Entries taken from a collection:

------------

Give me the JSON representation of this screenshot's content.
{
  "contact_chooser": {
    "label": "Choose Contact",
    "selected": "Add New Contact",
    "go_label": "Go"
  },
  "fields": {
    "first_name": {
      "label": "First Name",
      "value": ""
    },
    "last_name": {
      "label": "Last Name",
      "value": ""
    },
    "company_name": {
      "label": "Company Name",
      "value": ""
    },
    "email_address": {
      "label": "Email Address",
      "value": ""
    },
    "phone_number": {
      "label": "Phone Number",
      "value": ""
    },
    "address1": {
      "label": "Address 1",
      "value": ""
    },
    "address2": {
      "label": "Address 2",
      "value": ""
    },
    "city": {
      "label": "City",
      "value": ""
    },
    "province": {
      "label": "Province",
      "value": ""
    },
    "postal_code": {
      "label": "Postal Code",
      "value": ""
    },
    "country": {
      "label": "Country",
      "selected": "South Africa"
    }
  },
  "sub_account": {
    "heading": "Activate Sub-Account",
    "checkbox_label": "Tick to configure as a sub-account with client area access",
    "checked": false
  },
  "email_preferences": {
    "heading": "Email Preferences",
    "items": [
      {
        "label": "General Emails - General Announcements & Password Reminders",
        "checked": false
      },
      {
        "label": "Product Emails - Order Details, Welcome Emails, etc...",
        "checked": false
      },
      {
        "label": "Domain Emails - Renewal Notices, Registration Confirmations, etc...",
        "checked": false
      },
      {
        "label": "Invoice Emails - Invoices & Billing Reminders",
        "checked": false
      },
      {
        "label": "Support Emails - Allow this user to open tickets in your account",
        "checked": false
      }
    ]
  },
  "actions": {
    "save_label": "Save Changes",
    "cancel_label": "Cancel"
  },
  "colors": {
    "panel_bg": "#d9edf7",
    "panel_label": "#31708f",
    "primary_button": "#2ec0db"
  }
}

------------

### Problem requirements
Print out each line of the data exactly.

### Result for this task
Give me the JSON representation of this screenshot's content.
{
  "contact_chooser": {
    "label": "Choose Contact",
    "selected": "Add New Contact",
    "go_label": "Go"
  },
  "fields": {
    "first_name": {
      "label": "First Name",
      "value": ""
    },
    "last_name": {
      "label": "Last Name",
      "value": ""
    },
    "company_name": {
      "label": "Company Name",
      "value": ""
    },
    "email_address": {
      "label": "Email Address",
      "value": ""
    },
    "phone_number": {
      "label": "Phone Number",
      "value": ""
    },
    "address1": {
      "label": "Address 1",
      "value": ""
    },
    "address2": {
      "label": "Address 2",
      "value": ""
    },
    "city": {
      "label": "City",
      "value": ""
    },
    "province": {
      "label": "Province",
      "value": ""
    },
    "postal_code": {
      "label": "Postal Code",
      "value": ""
    },
    "country": {
      "label": "Country",
      "selected": "South Africa"
    }
  },
  "sub_account": {
    "heading": "Activate Sub-Account",
    "checkbox_label": "Tick to configure as a sub-account with client area access",
    "checked": false
  },
  "email_preferences": {
    "heading": "Email Preferences",
    "items": [
      {
        "label": "General Emails - General Announcements & Password Reminders",
        "checked": false
      },
      {
        "label": "Product Emails - Order Details, Welcome Emails, etc...",
        "checked": false
      },
      {
        "label": "Domain Emails - Renewal Notices, Registration Confirmations, etc...",
        "checked": false
      },
      {
        "label": "Invoice Emails - Invoices & Billing Reminders",
        "checked": false
      },
      {
        "label": "Support Emails - Allow this user to open tickets in your account",
        "checked": false
      }
    ]
  },
  "actions": {
    "save_label": "Save Changes",
    "cancel_label": "Cancel"
  },
  "colors": {
    "panel_bg": "#d9edf7",
    "panel_label": "#31708f",
    "primary_button": "#2ec0db"
  }
}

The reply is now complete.